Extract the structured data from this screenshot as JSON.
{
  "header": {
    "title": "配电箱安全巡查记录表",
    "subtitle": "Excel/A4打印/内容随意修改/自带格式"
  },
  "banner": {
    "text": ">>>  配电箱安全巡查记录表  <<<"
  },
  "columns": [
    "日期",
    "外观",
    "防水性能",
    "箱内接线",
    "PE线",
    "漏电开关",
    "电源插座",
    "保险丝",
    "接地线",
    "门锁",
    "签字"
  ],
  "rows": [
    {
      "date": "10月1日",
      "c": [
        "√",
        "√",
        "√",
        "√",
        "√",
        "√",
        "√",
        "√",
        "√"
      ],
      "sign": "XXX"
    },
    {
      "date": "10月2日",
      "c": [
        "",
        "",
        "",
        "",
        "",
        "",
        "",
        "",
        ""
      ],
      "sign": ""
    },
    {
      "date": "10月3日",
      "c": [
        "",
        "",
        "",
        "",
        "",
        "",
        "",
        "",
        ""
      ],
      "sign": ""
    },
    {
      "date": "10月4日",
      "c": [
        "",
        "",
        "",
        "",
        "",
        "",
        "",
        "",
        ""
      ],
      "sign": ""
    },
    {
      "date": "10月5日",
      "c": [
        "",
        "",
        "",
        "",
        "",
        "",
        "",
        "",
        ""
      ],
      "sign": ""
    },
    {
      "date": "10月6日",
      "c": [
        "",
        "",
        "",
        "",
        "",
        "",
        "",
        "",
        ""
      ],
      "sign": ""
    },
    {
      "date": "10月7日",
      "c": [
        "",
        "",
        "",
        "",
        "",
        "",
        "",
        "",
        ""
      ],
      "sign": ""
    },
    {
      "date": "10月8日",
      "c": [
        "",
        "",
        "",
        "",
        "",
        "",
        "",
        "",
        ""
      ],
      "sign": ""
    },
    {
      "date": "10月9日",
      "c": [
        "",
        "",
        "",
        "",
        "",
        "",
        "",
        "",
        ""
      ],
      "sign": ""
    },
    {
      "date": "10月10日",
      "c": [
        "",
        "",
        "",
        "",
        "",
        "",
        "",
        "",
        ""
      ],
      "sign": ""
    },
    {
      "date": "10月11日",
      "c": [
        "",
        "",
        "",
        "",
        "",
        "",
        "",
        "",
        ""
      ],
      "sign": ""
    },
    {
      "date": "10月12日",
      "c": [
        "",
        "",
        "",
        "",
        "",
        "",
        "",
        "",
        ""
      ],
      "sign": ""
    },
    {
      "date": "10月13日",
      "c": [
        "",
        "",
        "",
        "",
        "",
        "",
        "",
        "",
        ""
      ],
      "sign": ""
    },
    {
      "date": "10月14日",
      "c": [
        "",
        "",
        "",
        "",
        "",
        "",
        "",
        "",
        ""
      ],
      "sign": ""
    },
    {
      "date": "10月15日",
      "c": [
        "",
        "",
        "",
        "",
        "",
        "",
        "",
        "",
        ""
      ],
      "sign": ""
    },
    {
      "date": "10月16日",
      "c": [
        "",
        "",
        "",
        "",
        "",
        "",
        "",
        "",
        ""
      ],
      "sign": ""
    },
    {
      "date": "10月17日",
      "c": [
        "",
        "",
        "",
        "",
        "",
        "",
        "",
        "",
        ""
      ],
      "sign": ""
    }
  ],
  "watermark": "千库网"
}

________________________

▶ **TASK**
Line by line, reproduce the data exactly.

▶ **EXERCISE RESPONSE**
Extract the structured data from this screenshot as JSON.
{
  "header": {
    "title": "配电箱安全巡查记录表",
    "subtitle": "Excel/A4打印/内容随意修改/自带格式"
  },
  "banner": {
    "text": ">>>  配电箱安全巡查记录表  <<<"
  },
  "columns": [
    "日期",
    "外观",
    "防水性能",
    "箱内接线",
    "PE线",
    "漏电开关",
    "电源插座",
    "保险丝",
    "接地线",
    "门锁",
    "签字"
  ],
  "rows": [
    {
      "date": "10月1日",
      "c": [
        "√",
        "√",
        "√",
        "√",
        "√",
        "√",
        "√",
        "√",
        "√"
      ],
      "sign": "XXX"
    },
    {
      "date": "10月2日",
      "c": [
        "",
        "",
        "",
        "",
        "",
        "",
        "",
        "",
        ""
      ],
      "sign": ""
    },
    {
      "date": "10月3日",
      "c": [
        "",
        "",
        "",
        "",
        "",
        "",
        "",
        "",
        ""
      ],
      "sign": ""
    },
    {
      "date": "10月4日",
      "c": [
        "",
        "",
        "",
        "",
        "",
        "",
        "",
        "",
        ""
      ],
      "sign": ""
    },
    {
      "date": "10月5日",
      "c": [
        "",
        "",
        "",
        "",
        "",
        "",
        "",
        "",
        ""
      ],
      "sign": ""
    },
    {
      "date": "10月6日",
      "c": [
        "",
        "",
        "",
        "",
        "",
        "",
        "",
        "",
        ""
      ],
      "sign": ""
    },
    {
      "date": "10月7日",
      "c": [
        "",
        "",
        "",
        "",
        "",
        "",
        "",
        "",
        ""
      ],
      "sign": ""
    },
    {
      "date": "10月8日",
      "c": [
        "",
        "",
        "",
        "",
        "",
        "",
        "",
        "",
        ""
      ],
      "sign": ""
    },
    {
      "date": "10月9日",
      "c": [
        "",
        "",
        "",
        "",
        "",
        "",
        "",
        "",
        ""
      ],
      "sign": ""
    },
    {
      "date": "10月10日",
      "c": [
        "",
        "",
        "",
        "",
        "",
        "",
        "",
        "",
        ""
      ],
      "sign": ""
    },
    {
      "date": "10月11日",
      "c": [
        "",
        "",
        "",
        "",
        "",
        "",
        "",
        "",
        ""
      ],
      "sign": ""
    },
    {
      "date": "10月12日",
      "c": [
        "",
        "",
        "",
        "",
        "",
        "",
        "",
        "",
        ""
      ],
      "sign": ""
    },
    {
      "date": "10月13日",
      "c": [
        "",
        "",
        "",
        "",
        "",
        "",
        "",
        "",
        ""
      ],
      "sign": ""
    },
    {
      "date": "10月14日",
      "c": [
        "",
        "",
        "",
        "",
        "",
        "",
        "",
        "",
        ""
      ],
      "sign": ""
    },
    {
      "date": "10月15日",
      "c": [
        "",
        "",
        "",
        "",
        "",
        "",
        "",
        "",
        ""
      ],
      "sign": ""
    },
    {
      "date": "10月16日",
      "c": [
        "",
        "",
        "",
        "",
        "",
        "",
        "",
        "",
        ""
      ],
      "sign": ""
    },
    {
      "date": "10月17日",
      "c": [
        "",
        "",
        "",
        "",
        "",
        "",
        "",
        "",
        ""
      ],
      "sign": ""
    }
  ],
  "watermark": "千库网"
}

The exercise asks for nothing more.